| PROBLEM TO SOLVE |
Scan the listing below for the word "that" and copy every line where it occurs.

| RECORDS TO USE |
----

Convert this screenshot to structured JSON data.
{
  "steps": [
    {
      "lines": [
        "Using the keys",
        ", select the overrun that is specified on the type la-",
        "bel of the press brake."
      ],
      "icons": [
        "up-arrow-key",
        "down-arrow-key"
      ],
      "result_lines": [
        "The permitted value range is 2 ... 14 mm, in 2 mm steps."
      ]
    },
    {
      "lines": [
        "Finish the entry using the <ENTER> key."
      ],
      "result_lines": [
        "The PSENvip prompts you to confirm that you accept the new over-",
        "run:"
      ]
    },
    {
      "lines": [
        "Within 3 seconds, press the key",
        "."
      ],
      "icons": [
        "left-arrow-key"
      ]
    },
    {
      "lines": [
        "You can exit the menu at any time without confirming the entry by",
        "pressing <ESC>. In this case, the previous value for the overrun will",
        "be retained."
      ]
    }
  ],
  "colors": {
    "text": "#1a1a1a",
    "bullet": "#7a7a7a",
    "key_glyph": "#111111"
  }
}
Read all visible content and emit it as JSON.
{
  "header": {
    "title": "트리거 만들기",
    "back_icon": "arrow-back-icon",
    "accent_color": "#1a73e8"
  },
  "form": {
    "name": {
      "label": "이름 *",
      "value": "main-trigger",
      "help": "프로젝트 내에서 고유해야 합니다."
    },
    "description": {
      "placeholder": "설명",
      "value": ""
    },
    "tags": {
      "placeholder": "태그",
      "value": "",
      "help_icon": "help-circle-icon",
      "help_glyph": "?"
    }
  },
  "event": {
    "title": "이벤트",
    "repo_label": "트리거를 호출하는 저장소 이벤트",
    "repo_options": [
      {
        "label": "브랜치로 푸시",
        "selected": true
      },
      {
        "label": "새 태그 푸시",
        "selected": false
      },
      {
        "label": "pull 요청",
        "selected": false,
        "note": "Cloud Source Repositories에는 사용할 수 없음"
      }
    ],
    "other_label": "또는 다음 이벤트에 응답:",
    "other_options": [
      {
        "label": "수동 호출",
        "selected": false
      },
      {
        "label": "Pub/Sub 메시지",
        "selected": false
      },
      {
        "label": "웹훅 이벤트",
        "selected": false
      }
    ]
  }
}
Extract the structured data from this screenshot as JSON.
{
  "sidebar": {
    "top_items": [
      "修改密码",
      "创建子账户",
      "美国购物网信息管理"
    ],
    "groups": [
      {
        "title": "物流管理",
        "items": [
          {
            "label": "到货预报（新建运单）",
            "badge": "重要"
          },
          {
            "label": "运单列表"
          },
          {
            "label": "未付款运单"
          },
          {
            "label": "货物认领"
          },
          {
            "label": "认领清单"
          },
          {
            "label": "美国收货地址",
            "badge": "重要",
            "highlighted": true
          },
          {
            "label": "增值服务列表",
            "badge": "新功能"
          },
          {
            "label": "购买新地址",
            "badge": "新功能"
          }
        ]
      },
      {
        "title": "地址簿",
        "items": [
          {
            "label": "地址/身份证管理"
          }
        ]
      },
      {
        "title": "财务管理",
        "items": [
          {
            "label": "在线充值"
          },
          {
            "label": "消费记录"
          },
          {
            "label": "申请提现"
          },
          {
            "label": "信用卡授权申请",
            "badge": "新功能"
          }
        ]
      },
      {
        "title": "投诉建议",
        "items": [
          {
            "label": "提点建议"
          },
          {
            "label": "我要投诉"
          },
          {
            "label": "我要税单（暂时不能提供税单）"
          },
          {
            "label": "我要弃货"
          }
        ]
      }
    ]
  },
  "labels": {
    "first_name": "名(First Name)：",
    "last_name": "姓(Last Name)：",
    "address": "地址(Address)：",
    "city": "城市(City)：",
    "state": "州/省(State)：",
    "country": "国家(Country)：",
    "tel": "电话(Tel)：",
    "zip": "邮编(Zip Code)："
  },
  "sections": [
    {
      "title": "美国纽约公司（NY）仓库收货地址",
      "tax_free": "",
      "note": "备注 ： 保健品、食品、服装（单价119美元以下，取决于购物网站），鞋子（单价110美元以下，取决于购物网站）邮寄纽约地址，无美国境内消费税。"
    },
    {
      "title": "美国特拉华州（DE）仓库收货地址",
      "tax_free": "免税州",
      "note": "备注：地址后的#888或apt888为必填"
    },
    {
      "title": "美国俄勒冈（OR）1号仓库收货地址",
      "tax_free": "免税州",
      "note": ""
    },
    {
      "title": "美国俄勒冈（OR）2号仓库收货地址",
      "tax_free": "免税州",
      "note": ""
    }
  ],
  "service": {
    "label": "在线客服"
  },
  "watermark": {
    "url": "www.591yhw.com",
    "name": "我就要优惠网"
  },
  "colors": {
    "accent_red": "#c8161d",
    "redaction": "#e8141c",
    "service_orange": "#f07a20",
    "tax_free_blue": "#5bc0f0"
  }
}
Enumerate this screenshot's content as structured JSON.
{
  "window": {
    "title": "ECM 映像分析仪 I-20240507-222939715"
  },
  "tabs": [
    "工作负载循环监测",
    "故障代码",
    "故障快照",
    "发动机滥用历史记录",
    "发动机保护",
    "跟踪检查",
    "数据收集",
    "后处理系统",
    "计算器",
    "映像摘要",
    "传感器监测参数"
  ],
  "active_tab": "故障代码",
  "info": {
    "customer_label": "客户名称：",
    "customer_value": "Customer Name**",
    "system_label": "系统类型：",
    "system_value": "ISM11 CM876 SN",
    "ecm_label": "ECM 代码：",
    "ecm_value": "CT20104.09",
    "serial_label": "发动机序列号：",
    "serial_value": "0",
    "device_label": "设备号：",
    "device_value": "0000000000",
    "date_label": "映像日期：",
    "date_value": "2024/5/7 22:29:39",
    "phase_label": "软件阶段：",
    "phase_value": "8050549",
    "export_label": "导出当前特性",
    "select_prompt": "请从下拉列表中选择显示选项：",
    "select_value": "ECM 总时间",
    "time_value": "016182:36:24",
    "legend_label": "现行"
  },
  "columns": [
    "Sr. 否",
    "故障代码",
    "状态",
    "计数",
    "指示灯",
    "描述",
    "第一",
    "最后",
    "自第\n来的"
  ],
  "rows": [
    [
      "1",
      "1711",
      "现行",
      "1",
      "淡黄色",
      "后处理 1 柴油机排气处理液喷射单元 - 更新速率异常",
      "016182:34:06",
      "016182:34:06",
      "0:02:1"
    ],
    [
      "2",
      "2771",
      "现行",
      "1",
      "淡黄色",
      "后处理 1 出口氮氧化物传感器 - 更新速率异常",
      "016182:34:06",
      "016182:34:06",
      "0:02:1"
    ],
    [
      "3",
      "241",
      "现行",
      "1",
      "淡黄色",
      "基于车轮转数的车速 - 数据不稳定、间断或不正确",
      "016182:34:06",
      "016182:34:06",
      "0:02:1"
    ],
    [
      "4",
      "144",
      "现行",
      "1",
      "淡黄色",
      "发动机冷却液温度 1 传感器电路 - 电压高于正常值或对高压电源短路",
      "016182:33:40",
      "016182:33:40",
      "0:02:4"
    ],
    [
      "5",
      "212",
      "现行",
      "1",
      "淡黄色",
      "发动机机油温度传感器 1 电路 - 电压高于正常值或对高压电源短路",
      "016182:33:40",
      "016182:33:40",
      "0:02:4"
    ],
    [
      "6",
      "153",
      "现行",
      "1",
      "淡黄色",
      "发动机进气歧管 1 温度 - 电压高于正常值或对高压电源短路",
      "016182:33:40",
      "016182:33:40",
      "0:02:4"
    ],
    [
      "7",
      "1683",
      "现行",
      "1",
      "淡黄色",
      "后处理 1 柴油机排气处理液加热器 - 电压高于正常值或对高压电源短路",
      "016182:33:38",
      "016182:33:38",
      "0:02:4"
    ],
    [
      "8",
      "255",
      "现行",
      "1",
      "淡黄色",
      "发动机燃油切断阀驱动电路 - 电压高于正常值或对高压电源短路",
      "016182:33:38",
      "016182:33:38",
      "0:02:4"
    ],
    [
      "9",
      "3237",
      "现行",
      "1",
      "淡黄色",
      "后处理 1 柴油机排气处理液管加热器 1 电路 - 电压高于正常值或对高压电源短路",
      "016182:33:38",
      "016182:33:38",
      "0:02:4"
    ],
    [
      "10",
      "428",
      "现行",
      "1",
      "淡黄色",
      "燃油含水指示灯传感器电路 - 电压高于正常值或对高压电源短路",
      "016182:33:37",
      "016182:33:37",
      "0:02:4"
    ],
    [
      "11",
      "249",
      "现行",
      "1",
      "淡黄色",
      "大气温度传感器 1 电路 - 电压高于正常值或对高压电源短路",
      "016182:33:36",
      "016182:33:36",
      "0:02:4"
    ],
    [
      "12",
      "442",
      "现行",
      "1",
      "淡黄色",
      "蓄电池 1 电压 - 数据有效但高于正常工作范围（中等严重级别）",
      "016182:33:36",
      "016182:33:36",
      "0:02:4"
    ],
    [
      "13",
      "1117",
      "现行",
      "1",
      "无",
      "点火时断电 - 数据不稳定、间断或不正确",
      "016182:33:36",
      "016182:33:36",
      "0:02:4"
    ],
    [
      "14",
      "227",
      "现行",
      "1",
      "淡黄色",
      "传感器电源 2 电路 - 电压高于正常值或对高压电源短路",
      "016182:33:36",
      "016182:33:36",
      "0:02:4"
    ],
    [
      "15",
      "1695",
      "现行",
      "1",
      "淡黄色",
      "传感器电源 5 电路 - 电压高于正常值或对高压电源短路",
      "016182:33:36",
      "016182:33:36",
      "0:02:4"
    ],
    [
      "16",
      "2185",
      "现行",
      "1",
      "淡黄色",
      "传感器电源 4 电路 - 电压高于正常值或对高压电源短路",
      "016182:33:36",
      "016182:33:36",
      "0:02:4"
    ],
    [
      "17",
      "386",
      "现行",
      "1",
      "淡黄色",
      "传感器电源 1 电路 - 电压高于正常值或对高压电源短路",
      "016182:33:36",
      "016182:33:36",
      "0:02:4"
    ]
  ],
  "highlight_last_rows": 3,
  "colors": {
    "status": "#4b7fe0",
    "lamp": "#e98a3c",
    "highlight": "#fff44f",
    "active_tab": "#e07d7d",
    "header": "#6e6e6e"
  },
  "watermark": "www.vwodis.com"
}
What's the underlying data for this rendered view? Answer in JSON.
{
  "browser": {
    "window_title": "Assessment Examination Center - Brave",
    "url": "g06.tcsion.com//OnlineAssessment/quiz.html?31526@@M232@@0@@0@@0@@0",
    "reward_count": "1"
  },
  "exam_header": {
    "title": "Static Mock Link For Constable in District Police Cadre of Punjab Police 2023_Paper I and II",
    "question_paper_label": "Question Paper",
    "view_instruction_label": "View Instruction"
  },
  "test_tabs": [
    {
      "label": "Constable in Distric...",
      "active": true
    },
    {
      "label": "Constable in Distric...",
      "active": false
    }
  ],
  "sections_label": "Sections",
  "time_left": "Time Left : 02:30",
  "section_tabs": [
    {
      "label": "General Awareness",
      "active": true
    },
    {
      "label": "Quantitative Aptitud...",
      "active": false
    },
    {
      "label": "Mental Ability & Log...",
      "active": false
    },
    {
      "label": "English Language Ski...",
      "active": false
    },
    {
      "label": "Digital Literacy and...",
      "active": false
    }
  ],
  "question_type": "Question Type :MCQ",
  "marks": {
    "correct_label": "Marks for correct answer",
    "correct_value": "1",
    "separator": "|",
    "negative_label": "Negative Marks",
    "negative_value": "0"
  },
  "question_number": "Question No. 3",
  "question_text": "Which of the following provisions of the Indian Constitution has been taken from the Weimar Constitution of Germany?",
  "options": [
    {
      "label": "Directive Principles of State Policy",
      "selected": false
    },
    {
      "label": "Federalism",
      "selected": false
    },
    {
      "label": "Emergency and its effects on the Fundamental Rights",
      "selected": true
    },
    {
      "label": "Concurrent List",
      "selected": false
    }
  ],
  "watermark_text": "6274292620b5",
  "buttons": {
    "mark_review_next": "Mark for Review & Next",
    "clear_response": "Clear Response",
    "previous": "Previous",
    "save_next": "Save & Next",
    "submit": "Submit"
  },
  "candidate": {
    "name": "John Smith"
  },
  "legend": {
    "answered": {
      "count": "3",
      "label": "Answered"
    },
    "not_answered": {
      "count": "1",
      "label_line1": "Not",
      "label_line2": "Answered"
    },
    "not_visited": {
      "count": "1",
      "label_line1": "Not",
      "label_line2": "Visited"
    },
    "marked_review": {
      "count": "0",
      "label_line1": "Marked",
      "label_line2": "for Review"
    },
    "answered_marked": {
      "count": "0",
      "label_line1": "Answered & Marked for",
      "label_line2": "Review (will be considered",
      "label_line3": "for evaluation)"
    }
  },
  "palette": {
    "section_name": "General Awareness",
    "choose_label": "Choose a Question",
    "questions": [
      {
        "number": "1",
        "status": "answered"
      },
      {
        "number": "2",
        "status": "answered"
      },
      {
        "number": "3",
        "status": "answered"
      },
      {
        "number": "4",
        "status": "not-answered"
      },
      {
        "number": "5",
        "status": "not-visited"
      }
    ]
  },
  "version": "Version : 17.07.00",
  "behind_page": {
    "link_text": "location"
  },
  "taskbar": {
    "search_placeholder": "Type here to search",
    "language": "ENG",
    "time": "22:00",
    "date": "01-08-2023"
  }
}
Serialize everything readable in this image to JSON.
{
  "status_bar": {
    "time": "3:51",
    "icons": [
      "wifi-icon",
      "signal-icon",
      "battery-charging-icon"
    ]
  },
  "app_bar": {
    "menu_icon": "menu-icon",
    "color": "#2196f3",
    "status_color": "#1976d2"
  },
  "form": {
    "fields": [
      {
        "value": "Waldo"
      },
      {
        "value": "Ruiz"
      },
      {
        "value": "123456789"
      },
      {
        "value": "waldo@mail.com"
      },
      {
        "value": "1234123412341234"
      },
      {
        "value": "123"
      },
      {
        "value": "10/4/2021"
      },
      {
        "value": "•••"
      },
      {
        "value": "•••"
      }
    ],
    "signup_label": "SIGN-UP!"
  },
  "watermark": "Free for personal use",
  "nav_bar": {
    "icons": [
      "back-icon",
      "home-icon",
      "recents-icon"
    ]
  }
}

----

| EXERCISE RESULT |
        ", select the overrun that is specified on the type la-",
        "The PSENvip prompts you to confirm that you accept the new over-",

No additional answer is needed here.